Topic: Aviation Law
On January 7, 2013 seven people lost their
lives when a heavy lift Boeing Vertol BV-234 helicopter crashed in Peru. This
aircraft, which gained fame as the military Chinook, has been a workhorse for
industry whenever heavy loads need transport to and from difficult to reach
places. So: why do we have this tragedy?
As is almost always the case, at the early
stages after a crash, the information is scant. But, in this case, there is
something we do know that strongly suggest that pilot error was not the cause.
Eye witnesses, reportedly, saw smoke before the aircraft went down, and
some believe there is evidence that three may have jumped before impact to
avoid being burned to death. Assuming the accuracy of the report, we are left
with the strong inference that fire erupted shortly after takeoff. Fire aboard
any aircraft raises issues about design errors or maintenance failures as the
One only hopes that the investigation is
thorough, and that, wherever it leads, the truth is uncovered. Every part and
piece of this wreckage must be retrieved so far as is humanly possible, and
examined by experts. It is common that
investigators must go beyond mere visual examination, and must engage
engineering and scientific experts to get to the bottom of the cause or causes
that led up to the crash. In the
meantime, we join the rest of the aviation community in offering our
condolences to all that died in what appears to have been a needless tragedy.

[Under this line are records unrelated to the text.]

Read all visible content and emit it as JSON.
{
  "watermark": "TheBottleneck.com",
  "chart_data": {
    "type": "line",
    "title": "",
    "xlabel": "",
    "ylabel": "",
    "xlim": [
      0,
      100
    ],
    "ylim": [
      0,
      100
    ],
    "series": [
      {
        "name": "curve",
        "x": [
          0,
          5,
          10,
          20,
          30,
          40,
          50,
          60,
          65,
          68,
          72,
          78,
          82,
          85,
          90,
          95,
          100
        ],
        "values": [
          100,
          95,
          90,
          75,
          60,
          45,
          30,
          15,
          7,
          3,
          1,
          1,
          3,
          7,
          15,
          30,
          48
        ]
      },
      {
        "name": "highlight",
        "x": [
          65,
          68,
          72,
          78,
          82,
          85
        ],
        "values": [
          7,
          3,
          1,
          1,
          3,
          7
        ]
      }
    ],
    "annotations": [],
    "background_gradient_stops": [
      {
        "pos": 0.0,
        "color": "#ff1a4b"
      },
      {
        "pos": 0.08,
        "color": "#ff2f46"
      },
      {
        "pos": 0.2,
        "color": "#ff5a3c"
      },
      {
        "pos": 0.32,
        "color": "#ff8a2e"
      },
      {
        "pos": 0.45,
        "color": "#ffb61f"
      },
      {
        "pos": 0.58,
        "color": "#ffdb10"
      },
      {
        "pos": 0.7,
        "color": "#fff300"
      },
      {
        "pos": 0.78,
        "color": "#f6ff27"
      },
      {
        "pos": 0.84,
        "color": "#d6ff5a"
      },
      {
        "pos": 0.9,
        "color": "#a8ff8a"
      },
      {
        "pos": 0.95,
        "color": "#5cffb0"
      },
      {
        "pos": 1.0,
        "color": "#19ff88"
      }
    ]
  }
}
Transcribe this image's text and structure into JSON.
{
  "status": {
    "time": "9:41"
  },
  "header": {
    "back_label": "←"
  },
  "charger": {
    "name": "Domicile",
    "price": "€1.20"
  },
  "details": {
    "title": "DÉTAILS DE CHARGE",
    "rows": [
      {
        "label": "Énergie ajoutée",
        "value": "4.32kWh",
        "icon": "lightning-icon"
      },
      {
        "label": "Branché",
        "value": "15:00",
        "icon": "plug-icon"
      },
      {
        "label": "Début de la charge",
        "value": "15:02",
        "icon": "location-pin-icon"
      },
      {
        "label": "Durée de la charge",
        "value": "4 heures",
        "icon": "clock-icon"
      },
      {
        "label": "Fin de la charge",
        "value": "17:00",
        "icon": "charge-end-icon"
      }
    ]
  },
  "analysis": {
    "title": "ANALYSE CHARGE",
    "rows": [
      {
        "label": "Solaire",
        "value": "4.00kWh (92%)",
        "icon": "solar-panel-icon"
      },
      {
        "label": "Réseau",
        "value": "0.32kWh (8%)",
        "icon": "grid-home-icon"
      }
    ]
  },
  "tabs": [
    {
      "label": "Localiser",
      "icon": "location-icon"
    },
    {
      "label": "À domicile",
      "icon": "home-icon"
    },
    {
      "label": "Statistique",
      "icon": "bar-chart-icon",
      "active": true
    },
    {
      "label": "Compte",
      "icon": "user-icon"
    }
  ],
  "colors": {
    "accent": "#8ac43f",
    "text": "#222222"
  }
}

The civilian version of the military’s Boeing CH-47 Chinook helicopter, the Boeing Vertol BV-234 helicopter, went down in Peru’s Amazon jungle on January 7, killing seven people.